### Exercise data ###

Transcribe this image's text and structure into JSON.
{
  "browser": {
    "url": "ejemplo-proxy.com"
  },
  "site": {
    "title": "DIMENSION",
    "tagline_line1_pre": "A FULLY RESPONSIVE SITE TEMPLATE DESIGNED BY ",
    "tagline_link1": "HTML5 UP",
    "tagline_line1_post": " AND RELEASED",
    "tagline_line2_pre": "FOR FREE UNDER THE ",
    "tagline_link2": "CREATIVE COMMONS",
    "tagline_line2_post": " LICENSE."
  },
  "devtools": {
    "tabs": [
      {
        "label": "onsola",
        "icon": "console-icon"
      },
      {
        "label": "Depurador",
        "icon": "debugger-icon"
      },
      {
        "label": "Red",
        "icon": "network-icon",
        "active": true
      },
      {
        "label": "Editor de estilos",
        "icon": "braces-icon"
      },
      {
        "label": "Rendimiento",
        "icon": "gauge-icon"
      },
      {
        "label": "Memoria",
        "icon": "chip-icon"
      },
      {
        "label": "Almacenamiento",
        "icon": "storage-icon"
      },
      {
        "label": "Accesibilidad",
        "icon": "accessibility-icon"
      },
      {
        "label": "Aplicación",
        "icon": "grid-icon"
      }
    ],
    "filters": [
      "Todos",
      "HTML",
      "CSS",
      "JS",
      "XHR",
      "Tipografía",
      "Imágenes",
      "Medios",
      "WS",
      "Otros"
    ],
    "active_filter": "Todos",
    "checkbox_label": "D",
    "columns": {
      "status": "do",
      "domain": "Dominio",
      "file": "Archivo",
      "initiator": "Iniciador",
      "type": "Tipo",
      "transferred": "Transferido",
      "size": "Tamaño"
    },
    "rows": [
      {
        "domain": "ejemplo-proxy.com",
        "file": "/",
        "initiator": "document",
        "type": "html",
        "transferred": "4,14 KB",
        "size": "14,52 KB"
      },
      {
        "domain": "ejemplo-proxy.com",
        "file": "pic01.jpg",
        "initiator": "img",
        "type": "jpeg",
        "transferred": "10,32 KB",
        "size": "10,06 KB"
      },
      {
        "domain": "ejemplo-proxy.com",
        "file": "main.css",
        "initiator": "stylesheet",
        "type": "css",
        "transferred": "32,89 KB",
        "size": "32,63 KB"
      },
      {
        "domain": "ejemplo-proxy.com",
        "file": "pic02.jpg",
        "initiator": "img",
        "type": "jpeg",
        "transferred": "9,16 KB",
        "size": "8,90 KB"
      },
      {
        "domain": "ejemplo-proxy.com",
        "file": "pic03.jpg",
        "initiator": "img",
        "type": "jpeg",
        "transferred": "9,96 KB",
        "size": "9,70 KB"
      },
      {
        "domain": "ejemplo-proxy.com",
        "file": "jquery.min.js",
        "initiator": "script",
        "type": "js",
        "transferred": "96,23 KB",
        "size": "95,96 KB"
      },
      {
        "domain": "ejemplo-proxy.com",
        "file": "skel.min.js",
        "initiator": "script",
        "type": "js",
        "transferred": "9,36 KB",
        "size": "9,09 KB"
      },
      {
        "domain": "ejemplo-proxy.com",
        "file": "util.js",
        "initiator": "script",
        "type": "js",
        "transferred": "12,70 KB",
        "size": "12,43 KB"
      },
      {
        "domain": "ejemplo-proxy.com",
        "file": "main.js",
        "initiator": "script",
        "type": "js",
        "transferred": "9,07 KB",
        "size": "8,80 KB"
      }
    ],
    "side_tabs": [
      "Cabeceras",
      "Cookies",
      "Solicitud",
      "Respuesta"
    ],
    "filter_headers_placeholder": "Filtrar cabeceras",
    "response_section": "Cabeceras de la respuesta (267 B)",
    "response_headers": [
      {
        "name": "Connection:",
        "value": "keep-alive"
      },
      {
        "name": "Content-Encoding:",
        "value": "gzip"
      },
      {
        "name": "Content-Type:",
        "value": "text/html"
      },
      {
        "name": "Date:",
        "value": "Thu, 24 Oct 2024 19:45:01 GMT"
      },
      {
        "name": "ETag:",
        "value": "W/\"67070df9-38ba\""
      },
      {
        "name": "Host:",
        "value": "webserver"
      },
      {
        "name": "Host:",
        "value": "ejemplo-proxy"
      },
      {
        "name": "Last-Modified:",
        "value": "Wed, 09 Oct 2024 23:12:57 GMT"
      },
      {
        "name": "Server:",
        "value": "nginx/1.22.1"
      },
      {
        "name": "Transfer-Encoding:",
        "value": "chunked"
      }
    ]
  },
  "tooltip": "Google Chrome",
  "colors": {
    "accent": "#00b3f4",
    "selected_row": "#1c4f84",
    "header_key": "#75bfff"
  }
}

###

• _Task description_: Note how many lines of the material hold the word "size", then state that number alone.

• _Response to the exercise_: 10